An analog signal path refers to the route that an analog audio signal takes as it passes through various stages of processing within an audio device, such as a synthesizer, mixer, or effects processor. In an analog signal path, audio signals remain in their continuous, analog form, as opposed to being converted into a digital representation.
Analog signal paths are characterized by the use of analog electronic components, such as resistors, capacitors, transistors, and operational amplifiers, which shape and manipulate the audio signal as it travels from one stage to another. The specific components and circuitry used in an analog signal path can greatly influence the sound quality, character, and behavior of the audio device.
One of the key features of analog signal paths is that they are known for their warm, organic, and unique sound, which results from the imperfections and nonlinearities of the electronic components and circuitry used.
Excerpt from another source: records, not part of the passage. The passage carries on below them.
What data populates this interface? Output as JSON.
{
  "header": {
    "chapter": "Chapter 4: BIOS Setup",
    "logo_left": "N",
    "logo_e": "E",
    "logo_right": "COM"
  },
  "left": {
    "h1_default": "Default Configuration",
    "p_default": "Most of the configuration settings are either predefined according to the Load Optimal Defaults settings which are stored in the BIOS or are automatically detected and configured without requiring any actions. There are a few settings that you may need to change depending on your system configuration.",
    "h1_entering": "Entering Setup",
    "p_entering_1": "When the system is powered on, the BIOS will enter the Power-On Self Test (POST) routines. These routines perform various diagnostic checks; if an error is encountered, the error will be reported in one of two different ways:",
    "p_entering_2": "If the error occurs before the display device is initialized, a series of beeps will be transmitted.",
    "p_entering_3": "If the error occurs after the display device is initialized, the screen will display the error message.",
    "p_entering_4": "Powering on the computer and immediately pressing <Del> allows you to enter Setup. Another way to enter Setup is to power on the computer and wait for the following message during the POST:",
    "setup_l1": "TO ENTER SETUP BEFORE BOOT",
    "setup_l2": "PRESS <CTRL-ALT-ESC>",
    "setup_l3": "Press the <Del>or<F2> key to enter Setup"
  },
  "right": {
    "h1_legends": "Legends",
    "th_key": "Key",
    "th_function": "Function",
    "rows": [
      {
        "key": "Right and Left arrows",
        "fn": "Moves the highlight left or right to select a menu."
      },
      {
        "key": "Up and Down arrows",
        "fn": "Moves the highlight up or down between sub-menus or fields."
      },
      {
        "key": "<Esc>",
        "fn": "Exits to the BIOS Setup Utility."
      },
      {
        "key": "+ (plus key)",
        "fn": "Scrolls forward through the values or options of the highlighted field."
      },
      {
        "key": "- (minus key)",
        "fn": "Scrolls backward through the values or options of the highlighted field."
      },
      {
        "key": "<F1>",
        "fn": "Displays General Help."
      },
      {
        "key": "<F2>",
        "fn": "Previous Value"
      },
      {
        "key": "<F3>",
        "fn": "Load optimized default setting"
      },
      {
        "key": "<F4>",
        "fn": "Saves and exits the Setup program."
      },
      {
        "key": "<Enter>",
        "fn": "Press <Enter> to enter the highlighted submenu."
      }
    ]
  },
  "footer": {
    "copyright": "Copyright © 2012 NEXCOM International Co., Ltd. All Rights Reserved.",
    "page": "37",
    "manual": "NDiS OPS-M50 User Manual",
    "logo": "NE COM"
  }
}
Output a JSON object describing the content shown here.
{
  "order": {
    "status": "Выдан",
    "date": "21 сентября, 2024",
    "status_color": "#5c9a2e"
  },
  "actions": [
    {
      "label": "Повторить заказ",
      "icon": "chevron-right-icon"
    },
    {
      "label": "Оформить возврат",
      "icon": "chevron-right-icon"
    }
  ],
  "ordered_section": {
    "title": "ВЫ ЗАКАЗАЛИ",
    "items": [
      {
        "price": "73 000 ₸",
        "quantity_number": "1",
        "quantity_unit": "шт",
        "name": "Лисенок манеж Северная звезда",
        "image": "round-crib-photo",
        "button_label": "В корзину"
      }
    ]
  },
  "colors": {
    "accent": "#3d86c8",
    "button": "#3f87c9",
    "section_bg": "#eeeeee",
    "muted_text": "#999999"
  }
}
However, these same characteristics can also lead to variations in performance and sound quality, making analog devices more unpredictable and less stable compared to their digital counterparts.